Japan scientists test tether to clear up space junk

Share via AddThis
Posted on January 16, 2014
This artist's impression released September 1, 2011 by the European Space Agency shows the debris field in low-Earth orbit based

This artist’s impression released September 1, 2011 by the European Space Agency shows the debris field in low-Earth orbit based on current data, not items in their actual size or density
Japanese space scientists are set to trial a tether they hope will help pull junk out of orbit around Earth, clearing up tonnes of planetary clutter, they said Thursday.

Researchers at The Japan Aerospace Exploration Agency (JAXA) have developed what they called an electrodynamic tether made from thin wires of stainless steel and aluminium.

The idea is that one end of the strip will be attached to one of the thousands of dead satellites or bits of rocket that are jamming up space and endangering working equipment.

The electricity generated by the tether as it swings through the Earth’s magnetic field is expected to have a slowing effect on the space junk, which should, scientists say, pull it into a lower and lower orbit.

Eventually the detritus will enter the Earth’s atmosphere, burning up harmlessly long before it has chance to crash to the planet’s surface.

“The experiment is specifically designed to contribute to developing a space debris cleaning method,” said Masahiro Nohmi, associate professor at Kagawa University, who is working with JAXA on the project, told AFP.

Read more at: Phys.org



40,189 science & technology articles

Categories

Our Articles (see all)

General News

Follow us

Facebook   Twitter   Pinterest   StumbleUpon   Plurk
Google+   Tumblr   Delicious   RSS   Newsletter via Email

Featured Video (see all)

Dark matter can be observed by analyzing distribution of regular matter and its gravitational interactions in large-scale objets, such as galaxies.
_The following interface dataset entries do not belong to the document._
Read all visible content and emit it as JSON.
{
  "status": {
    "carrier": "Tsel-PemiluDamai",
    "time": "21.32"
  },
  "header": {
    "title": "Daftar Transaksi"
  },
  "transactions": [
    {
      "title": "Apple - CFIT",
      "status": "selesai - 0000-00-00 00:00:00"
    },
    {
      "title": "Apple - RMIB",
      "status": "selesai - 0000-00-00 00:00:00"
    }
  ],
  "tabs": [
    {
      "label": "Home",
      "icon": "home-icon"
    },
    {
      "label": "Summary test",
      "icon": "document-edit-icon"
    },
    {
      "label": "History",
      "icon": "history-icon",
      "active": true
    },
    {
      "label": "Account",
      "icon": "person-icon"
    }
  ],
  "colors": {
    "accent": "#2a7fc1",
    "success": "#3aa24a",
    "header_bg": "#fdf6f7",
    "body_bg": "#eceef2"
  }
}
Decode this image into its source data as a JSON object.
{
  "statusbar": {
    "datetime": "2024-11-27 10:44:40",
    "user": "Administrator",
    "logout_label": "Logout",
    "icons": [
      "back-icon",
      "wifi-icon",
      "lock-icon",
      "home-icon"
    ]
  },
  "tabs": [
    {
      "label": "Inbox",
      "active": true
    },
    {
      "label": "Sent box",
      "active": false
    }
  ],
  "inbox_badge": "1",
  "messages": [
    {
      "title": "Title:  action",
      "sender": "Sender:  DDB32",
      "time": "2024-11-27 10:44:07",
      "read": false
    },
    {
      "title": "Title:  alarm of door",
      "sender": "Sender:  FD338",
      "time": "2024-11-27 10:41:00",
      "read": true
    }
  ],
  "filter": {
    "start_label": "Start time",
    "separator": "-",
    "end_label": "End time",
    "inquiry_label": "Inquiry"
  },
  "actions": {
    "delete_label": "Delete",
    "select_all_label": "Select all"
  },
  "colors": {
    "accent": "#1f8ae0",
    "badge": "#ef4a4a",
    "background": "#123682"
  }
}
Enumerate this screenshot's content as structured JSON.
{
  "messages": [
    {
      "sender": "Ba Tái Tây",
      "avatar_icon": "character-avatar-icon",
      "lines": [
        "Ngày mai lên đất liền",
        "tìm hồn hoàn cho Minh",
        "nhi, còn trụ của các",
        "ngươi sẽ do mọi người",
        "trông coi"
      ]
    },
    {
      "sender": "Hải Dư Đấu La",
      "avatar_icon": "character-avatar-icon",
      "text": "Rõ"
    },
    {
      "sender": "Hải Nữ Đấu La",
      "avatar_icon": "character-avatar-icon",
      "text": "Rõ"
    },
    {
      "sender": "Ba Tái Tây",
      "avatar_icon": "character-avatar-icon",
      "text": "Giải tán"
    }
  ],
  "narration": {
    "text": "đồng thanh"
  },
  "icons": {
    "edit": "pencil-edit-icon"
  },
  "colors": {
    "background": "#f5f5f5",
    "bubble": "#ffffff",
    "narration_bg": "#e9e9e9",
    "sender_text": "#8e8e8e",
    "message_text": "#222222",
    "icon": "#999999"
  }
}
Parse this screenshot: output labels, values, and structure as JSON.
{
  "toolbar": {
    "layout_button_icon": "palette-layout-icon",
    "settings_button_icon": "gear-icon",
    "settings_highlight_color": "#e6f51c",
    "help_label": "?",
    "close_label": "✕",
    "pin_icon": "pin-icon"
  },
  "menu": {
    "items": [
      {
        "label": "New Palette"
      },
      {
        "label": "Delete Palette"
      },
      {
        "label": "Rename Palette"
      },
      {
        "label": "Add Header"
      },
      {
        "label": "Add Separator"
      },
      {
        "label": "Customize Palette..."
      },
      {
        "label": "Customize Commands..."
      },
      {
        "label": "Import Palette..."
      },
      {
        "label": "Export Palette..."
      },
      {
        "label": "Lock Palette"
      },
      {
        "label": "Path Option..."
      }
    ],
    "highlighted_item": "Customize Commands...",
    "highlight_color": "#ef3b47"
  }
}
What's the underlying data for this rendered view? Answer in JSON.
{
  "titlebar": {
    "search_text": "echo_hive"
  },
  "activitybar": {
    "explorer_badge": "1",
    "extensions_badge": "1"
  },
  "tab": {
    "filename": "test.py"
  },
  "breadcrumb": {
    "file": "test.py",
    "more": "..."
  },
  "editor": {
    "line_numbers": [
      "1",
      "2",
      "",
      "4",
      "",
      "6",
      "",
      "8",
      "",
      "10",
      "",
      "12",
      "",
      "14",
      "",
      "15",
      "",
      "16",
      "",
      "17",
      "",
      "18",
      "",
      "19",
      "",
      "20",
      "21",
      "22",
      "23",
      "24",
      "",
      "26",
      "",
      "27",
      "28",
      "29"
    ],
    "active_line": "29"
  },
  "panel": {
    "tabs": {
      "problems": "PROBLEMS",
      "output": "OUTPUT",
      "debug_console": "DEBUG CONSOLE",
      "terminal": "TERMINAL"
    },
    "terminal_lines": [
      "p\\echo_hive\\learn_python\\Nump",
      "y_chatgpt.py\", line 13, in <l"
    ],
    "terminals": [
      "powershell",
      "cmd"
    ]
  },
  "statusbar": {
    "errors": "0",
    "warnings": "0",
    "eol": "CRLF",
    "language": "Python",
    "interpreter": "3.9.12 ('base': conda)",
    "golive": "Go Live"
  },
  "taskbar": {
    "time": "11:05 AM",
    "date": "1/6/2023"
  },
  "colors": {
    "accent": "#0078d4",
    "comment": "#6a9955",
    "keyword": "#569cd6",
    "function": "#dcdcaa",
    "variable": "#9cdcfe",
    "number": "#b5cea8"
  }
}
Image source: YouTube screenshot.
Complex dark matter
In this video, U.S. CMS Education and Outreach Coordinator Don Lincoln discusses how dark matter might have a…

Featured Image (see all)


Multi-Utility Technology Testbed Aircraft On the Runway
The X-56A Multi-Utility Technology Testbed (MUTT) is greeted on an Edwards Air Force Base runway by a U.S.…